Australasian Science: Australia's authority on science since 1938

Climate Is Driving Migration

New Zealand researchers have shown that not only are the effects of climate change influencing people’s decision to migrate, it is actually a more important driver than income and political freedom at the origin country.

Traditionally, research looking into the drivers of migration focuses on economic differences, such as wages and the costs of migration. It has only recently included climate factors.

Dr Dennis Wesselbaum of The University of Otago and Masters student Amelia Aburn of Victoria University of Wellington looked at migration flows between 16 OECD destination countries and 198 origin countries over 35 years. This is the first time data about various potential driving forces of migration, including climatic factors, has been studied over a long time period.
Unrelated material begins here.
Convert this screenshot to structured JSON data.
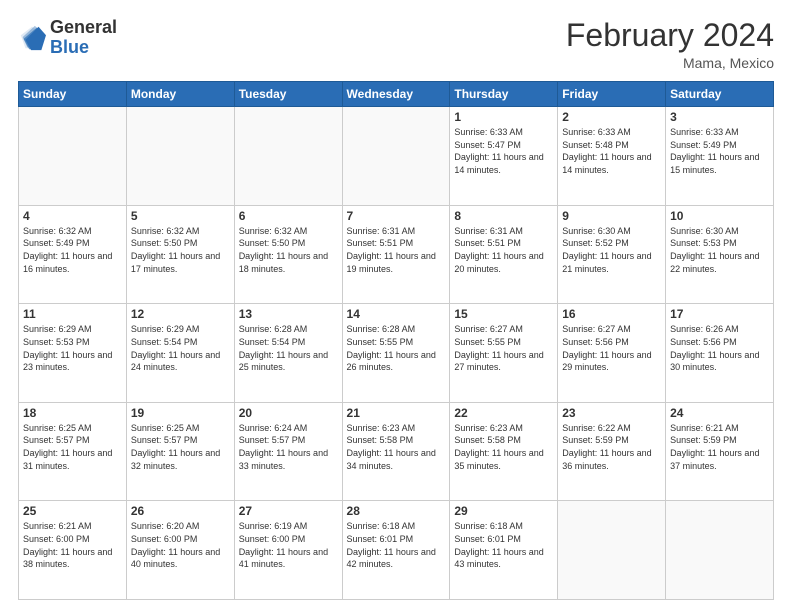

Wesselbaum amassed data from each country on significant weather events and temperatures and data on immigration from 1980 to 2014, then modelled immigration flows over that time to determine patterns and identify significant factors.

That work showed events like storms, floods, heat waves and droughts have different effects on migration. In particular, temperature rise is having a major influence in immigration decisions; intuitively, people are moving away from the negative effects of climate change.

Wesselbaum has also shown that single or unforeseen events, such as storms, can have a long-lasting impact on a country’s immigration figure. Most interestingly, after an increase in temperatures, migration decreases for roughly 4 years before it increases for about 10 years.

This presents an important but tight window of opportunity for policymakers, as the speed of the policy response is crucial in limiting the effects of shocks from such events in origin countries, and therefore the effects on migration.

“Both developed and at-risk countries need more planning and policy to prepare for what is likely to be a growing trend of people wanting to move from countries experiencing climate change,” Wesselbaum said. “Climate refugees have yet to be recognised officially by international law and included in the UN refugee convention, but the predicted 2–3°C rise in global temperature will see climate refugees rather sooner than later.

The discussion paper is at